i have sincerely never seen before how white people feel so truly free to express their violent racism and white supremacist thought and attitudes.
You know I’ve decided not to be surprised by stuff like this anymore but I still have to smh
OWM: what is your name?
Me: [insert non-asian name]
OWM: No, what is your reaaaaaal name?
Me: [deadpan repeat].
i know the feel.
Equally annoying as balls.
This is a very serious disease* so I gladly accept the “bucket challenge”
*My heart goes out to all those who struggle with ALS but I am, of course, talking about the disease of apathy. If (and hopefully when) Michael Brown’s killer is brought to justice and convicted of 1st degree murder, it still won’t prevent this from happening again. We cannot accept this as the status quo. We MUST continue the fight at the ballot box, in the media and by working to create systemic change. I’m not naive to the dirty politics (redistricting, voter ID requirements, etc) that will try to prevent us from our goal.
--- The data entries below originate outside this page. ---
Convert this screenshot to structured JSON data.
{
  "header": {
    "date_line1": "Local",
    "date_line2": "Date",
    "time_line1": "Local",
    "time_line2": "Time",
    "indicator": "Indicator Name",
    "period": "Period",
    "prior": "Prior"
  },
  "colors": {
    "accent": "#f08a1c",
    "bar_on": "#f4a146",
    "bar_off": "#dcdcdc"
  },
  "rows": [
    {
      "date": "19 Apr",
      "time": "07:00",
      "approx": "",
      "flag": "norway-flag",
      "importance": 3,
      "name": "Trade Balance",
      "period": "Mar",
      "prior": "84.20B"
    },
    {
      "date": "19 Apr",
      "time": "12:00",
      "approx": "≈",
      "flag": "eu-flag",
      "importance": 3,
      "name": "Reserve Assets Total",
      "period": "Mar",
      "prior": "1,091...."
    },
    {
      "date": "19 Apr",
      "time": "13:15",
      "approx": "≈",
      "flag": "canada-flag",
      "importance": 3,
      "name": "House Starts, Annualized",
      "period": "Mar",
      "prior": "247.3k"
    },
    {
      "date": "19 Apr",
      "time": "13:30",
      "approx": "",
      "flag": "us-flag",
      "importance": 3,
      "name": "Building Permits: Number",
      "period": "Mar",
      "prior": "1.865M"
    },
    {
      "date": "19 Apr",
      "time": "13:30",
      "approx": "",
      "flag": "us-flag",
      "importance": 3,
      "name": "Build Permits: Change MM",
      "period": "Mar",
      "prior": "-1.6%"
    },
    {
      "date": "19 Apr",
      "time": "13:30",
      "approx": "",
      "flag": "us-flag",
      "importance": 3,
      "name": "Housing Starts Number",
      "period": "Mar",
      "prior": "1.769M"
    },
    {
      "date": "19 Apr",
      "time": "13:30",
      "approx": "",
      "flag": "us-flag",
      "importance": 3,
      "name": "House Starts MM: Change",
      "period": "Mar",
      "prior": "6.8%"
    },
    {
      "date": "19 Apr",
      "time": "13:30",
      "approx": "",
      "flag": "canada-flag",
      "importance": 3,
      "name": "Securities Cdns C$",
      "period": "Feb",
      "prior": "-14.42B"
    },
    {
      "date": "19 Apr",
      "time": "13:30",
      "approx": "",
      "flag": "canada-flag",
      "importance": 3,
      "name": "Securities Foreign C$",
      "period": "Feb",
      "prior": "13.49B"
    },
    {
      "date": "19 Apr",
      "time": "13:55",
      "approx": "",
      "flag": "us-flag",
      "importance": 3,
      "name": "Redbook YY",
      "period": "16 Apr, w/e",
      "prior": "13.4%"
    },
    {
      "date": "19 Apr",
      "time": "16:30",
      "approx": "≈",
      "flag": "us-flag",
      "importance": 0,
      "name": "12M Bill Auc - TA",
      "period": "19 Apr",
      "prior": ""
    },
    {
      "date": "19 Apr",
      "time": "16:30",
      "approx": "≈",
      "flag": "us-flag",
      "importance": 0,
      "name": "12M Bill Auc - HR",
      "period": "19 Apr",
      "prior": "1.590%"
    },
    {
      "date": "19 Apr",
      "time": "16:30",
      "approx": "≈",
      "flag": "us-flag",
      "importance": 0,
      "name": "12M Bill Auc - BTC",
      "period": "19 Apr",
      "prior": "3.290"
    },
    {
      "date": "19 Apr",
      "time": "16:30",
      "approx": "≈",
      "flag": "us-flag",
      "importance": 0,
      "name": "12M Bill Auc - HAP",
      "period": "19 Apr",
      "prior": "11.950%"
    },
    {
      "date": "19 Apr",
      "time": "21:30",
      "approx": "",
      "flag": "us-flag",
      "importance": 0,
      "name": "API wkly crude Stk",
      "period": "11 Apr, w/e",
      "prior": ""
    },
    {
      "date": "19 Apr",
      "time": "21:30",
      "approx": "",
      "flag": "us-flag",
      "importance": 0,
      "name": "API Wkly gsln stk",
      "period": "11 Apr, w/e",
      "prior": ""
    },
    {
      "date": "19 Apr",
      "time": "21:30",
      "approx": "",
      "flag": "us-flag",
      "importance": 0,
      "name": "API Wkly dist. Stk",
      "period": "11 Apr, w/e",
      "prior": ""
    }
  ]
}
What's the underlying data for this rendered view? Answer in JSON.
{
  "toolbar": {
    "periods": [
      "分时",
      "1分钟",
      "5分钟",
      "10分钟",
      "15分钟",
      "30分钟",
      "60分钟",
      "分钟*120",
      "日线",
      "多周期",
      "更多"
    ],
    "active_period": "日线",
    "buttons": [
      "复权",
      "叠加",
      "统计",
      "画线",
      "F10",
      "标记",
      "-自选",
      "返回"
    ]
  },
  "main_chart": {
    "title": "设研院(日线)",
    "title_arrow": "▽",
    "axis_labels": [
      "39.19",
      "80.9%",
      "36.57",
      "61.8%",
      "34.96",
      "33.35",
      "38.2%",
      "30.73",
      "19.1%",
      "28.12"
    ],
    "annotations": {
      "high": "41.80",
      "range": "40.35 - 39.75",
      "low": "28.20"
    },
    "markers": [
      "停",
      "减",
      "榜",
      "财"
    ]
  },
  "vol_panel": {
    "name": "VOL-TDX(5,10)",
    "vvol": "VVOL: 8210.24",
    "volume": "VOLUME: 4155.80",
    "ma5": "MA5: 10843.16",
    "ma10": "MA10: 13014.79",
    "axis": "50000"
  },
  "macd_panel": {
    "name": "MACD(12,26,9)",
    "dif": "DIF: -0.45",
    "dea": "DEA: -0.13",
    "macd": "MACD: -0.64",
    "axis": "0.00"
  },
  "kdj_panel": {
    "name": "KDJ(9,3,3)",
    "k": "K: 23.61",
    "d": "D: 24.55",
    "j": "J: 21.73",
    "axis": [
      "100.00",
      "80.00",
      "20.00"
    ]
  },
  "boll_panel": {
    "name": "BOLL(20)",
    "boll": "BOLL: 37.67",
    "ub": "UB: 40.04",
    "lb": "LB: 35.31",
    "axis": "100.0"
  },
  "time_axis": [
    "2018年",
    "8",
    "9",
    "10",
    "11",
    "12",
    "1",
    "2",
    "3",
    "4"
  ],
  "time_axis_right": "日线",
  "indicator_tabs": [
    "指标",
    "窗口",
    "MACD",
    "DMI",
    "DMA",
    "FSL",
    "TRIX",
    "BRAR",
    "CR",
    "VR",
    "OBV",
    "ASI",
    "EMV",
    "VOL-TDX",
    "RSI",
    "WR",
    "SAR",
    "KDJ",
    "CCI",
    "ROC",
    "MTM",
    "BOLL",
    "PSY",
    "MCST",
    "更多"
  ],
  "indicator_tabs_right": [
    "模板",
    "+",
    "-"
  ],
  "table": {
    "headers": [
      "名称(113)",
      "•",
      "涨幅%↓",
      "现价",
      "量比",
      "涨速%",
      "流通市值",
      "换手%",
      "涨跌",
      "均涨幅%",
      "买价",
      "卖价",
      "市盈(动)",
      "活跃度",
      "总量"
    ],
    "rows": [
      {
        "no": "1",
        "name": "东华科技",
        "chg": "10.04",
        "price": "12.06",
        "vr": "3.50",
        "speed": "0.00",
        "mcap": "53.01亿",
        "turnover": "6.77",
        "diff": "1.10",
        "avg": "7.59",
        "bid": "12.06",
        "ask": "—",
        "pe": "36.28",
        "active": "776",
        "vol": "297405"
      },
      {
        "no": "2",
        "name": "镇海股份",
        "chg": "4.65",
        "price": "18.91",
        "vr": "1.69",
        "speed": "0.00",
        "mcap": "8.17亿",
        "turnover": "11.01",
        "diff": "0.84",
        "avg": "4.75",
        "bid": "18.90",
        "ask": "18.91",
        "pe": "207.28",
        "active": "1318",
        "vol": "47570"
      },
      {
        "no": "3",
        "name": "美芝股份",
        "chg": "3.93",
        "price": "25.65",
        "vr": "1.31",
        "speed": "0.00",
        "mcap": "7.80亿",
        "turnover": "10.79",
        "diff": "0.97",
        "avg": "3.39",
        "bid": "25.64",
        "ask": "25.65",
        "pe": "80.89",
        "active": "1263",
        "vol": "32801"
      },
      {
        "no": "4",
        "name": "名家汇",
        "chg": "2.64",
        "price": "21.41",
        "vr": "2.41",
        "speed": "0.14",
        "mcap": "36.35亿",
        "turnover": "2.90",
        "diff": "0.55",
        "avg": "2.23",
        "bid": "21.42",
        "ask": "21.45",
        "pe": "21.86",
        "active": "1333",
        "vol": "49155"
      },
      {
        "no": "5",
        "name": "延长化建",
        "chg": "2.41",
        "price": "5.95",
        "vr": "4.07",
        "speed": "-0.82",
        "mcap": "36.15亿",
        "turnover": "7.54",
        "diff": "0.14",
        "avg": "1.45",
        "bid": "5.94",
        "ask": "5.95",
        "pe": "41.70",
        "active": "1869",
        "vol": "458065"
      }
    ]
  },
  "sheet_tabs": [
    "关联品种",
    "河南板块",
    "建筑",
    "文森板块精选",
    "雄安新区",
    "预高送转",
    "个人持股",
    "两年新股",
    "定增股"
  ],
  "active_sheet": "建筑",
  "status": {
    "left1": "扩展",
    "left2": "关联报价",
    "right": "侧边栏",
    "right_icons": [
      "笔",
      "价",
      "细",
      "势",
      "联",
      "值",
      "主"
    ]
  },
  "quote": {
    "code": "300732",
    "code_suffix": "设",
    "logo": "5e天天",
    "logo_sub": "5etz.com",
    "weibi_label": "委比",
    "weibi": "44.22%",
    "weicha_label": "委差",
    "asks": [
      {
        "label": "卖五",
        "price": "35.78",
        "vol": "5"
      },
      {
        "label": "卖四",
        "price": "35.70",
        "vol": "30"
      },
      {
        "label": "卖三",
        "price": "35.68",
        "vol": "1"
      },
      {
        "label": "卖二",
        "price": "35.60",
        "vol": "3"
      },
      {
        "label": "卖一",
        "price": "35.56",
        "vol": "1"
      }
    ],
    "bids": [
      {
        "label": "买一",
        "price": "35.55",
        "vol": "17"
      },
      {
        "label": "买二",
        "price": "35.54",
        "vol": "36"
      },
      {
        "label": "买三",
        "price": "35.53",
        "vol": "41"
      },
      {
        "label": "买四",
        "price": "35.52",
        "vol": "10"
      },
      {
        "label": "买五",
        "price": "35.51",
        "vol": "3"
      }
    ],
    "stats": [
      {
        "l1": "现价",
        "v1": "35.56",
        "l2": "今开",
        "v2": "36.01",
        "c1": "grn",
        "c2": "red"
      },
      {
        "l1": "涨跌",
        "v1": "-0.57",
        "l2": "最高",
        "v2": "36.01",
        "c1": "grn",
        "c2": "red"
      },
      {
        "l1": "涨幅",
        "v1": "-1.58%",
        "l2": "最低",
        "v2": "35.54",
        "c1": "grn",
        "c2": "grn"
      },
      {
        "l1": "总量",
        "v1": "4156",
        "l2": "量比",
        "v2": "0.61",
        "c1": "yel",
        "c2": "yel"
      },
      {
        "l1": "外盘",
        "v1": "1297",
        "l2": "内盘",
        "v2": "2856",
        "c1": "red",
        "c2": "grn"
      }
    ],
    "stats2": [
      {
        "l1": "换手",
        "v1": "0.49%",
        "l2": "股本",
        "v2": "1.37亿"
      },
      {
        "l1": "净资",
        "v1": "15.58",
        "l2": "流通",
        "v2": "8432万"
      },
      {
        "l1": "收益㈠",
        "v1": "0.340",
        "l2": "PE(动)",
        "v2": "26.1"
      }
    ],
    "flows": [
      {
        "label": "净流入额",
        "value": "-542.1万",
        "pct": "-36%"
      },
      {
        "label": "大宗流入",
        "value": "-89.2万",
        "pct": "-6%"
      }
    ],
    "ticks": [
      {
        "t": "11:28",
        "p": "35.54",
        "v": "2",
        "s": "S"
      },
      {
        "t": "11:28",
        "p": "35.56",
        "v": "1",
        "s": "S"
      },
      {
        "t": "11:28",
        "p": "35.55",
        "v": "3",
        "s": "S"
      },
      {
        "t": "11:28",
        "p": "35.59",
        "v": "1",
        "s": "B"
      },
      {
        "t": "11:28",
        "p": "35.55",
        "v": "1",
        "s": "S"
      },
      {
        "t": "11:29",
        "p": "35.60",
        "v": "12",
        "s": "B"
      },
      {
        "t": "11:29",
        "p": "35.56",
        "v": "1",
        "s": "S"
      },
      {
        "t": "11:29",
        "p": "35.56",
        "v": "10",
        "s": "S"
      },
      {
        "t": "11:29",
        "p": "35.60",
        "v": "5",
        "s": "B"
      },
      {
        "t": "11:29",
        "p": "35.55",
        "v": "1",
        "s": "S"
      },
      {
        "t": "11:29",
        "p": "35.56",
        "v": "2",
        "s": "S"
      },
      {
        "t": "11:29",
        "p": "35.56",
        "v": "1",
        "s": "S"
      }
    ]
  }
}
But I refuse to give up hope. My “bullet bucket challenge” is not about pointing fingers and it’s not about being angry. Every shell casing in that bucket represents the life of someone who fought and died in the goal for civil rights and human dignity. As a member of law enforcement (yes I really am a reserve sheriff) I will not stand idly by while others violate civil and human rights under the cover of authority and I will insist that other good cops rise to the same standard as well. As a black man I will demand more from myself and my community. I will not allow outsiders to co-opt our struggle in order to commit violence in our name. I’m channeling my outrage into action so I no longer feel powerless. It’s not about black or white. It’s not about rich or poor. It’s about us vs. them. There are more of us — from all races, genders and identities — then there will ever be of them. And we will be victorious.
"The hottest places in hell are reserved for those who, in times of great moral crisis, maintain their neutrality"
My kids thought they were beads in the bucket, or ball bearings. I explained what they were, and why Orlando was pouring those instead of ice.
I know the degree of privilege I have - we have - to not know what shell casings are - I’d never seen them myself until I was 14 and paid a visit to a military base - and God willing I hope my kids never see them In Real Life. In this context, they’re something to think about, and they hopefully will spur action.
Fuck everything about this.
Wearing one of these shirts is flat out advertising a person’s disgusting racism and should be reviled as such. The KKK is also raising a defense fund for Darren Wilson. Let that sink in for a moment.
The cops met the 125 protestors on bicycles and on foot, with no riot gear, tear gas or SWAT. As opposed to tonight, when they gassed the crowd and threatened to shoot a reporter.
Spread this shit like wildfire, y’all.
i own The Lesser Blessed and would totally recommend!!
I was watching the Linsanity documentary on Jeremy Lin (obviously) and while I have very little interest in basketball as an entertaining sport, the documentary was well put together about Jeremy Lin’s life and his love of the sport and his struggle with facing such immense odds when being made into such an underdog by the media.
It struck me very vividly how nonchalant a lot of the commentary was about how racist the sport was, and how racist the fans of the sport were. It was very casual racism, and I somehow expected the documentary to have more progressive commentary on why that sort of racism was so wrong and how backwards the sports industry still is, but … nothing. I don’t have much experience with documentaries, but it was very factual: this was what happened, instead of an actual discussion on the issue.
But Jeremy Lin’s experiences and his struggle are perfect examples of how Asians (specifically East Asians) are stereotyped in America as the “perfect minority”. We’re seen as always doing well in school because we’re just “smart” or we “study all the time”. We excel in academia and very little else.
But then we get a shining star in an area that doesn’t fit the mold. But the media’s view isn’t because he’s excellent in sports or he’s great at basketball, it’s because the people he was matched up against wasn’t as good as everyone thought they were. His achievements were taken away so that he could be put back in the mold of mediocrity regarding sports. It’s not because he was good, it’s because the other guy was bad.
That’s also seen in the area of academia as well. So many times I’ve seen Asian students do well on tests or projects, and others will comment: “because you’re smart” or “oh that’s not surprising”. The stereotype prevents them from considering: “oh, you worked so hard to achieve this success”. The effort and hard work is negated by the stereotype.
The documentary was very well made and I loved it despite my indifference to basketball, but it definitely highlighted some very poignant things about the sort of subtle racism that still exists.
Respectability politics are so trash. Black men/Latinos in hoodies and baggy pants don’t deserve to be shot or mistreated just like women in short skirts don’t deserve to be raped. Any idiot with two brain cells to rub together would know that Martin Luther King was murdered in a suit and women in the 1800’s that were wearing long, complicated, thick ass dresses were still sexually assaulted. Stop that nonsense.